Doctor Who: Short Trips: All Hands on Deck – Performed by Carole Ann Ford, Written by Eddie Robson & Directed by Lisa Bowerman – Download (Big Finish)
Doctor Who is a show of the gaps. We see the adventures that the showrunners and writers choose to show us, knowing full well there’s an almost infinite universe of other potential stories with each and every incarnation of the Doctor that exist out there in the dimension of Potential, waiting for other writers or our own imagination to conjure them into some sort of form, some set of lines that make them ‘real.’
All Hands on Deck is a bit special.
Since Doctor Who came back in 2005, with the notion of the Doctor suddenly being ‘the last of the Time Lords,’ and the rest of the high-collared, stiff-necked species having died in a series of great Time wars, we’ve wondered what that meant for all the other Gallifreyans it’s been our pleasure to know. Romana? Dead? The Master? Dead? (Errr…notsomuch, as it turned out). The Rani? The Monk? Not – not Susan?
There’s always been some wangling with the idea that Susan was ‘safe’ on Earth in the future, in the aftermath of the Dalek invasion. The life she had there has even been given some additional detail in previous Big Finish stories, which introduced us to the Doctor’s great grandson when he came on board the Eighth Doctor’s Tardis for a cross-generational reunion.
But here, Eddie Robson delivers us a moment and a half. Susan, back on Earth, post-Dalek, living back in what was once Coal Hill School, but is now a residential complex. A mystery. A creepy, metal mystery that in and of itself is enough to give you a few spinal shivers. And a reunion with the Eighth Doctor, not in his Tiggerish, Bill Hickock, exuberant enthusiasm for the universe…but in his later years, short-haired, old-eyed and trying to save his granddaughter one more time, from the greatest threat she’s ever faced.
If the ending of Susan’s time on the TV version of Doctor Who at the end of The Dalek Invasion of Earth was a case of the First Doctor almost forcing her to grow up, to follow her own path because she wouldn’t if he hadn’t made her do it, All Hands on Deck is the corollary to that moment, when the Doctor tries to save her from a fight, and Susan, grown up and self-determined, makes a choice that’s all her own.
There’s no way, at least as yet, of knowing what happened to Susan in the Time War, but this is the moment when that 21st century plotline intersects with Susan’s history and her life on Earth, so you’re not going to want to miss it for anything. Carole Ann Ford plays Susan as her later self, in keeping with the already extant Susan and Eighth Doctor stories we have, but there’s a lightness to her voice this time out that is almost suggestive of William Hartnell’s ability to look old but suddenly play the Doctor with an impish, youthful delight – as though age is an entirely voluntary concept for Time Lords.
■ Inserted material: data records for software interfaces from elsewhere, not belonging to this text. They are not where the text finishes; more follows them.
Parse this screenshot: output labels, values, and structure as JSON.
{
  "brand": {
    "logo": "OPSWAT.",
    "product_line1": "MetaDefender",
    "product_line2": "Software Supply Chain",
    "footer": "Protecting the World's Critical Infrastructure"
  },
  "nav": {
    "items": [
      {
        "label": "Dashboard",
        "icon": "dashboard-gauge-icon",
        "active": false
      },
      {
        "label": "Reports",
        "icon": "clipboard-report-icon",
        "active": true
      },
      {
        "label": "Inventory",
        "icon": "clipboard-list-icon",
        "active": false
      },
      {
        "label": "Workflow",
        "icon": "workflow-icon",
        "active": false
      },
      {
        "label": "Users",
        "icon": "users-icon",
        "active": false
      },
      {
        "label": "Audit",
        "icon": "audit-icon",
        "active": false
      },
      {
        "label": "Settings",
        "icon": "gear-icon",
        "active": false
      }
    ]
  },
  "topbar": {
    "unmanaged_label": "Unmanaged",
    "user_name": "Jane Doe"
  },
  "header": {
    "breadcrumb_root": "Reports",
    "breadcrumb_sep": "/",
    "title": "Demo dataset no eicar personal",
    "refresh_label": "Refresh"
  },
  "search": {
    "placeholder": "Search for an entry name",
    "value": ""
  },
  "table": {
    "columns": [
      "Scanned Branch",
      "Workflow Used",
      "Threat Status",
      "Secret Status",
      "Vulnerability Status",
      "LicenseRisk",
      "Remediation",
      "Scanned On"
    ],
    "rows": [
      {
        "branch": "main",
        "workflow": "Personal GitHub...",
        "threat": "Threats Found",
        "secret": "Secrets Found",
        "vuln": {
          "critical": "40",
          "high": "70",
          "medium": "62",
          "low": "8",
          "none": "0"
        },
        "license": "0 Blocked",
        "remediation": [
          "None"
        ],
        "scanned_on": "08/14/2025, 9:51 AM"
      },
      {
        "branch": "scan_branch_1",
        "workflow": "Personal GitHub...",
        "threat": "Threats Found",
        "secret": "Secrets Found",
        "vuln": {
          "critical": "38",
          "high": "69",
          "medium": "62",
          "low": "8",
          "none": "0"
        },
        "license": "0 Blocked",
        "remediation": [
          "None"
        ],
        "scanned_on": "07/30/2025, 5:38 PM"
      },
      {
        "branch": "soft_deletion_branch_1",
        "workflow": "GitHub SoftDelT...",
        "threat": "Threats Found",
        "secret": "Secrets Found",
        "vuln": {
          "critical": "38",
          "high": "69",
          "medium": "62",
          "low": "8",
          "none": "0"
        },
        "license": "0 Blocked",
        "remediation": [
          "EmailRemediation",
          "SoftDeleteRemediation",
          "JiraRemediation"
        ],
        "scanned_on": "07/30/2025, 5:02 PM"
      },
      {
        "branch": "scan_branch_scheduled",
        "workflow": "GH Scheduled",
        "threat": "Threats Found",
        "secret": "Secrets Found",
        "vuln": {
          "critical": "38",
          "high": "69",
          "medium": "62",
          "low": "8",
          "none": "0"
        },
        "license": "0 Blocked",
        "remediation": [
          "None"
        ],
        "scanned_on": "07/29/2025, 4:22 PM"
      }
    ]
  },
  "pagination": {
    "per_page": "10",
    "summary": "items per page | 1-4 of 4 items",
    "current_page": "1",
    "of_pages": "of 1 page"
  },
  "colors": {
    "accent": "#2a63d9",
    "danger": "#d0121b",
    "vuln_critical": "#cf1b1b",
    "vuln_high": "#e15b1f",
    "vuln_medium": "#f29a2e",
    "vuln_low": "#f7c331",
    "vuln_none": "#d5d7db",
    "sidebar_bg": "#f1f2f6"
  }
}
That lightness helps enormously when she drops the steel into her voice when dealing with her grandfather and his plans to save her one more time, because the contrast catapults you straight back to early Susan in The Unearthly Child, threatening to stay on Earth and leave the Doctor if he doesn’t let the feckless schoolteachers go. Robson, without any heavy-handedness or even specific mention, evokes these points of memory along Susan’s lifetime in the writing, and Ford knocks them out of the park.
This is a very special Susan story. Get it. Get it now. It will fill one of those gaps in the universe of Potential for you, and leave you saddened and satisfied in equal measure. Tony Fyler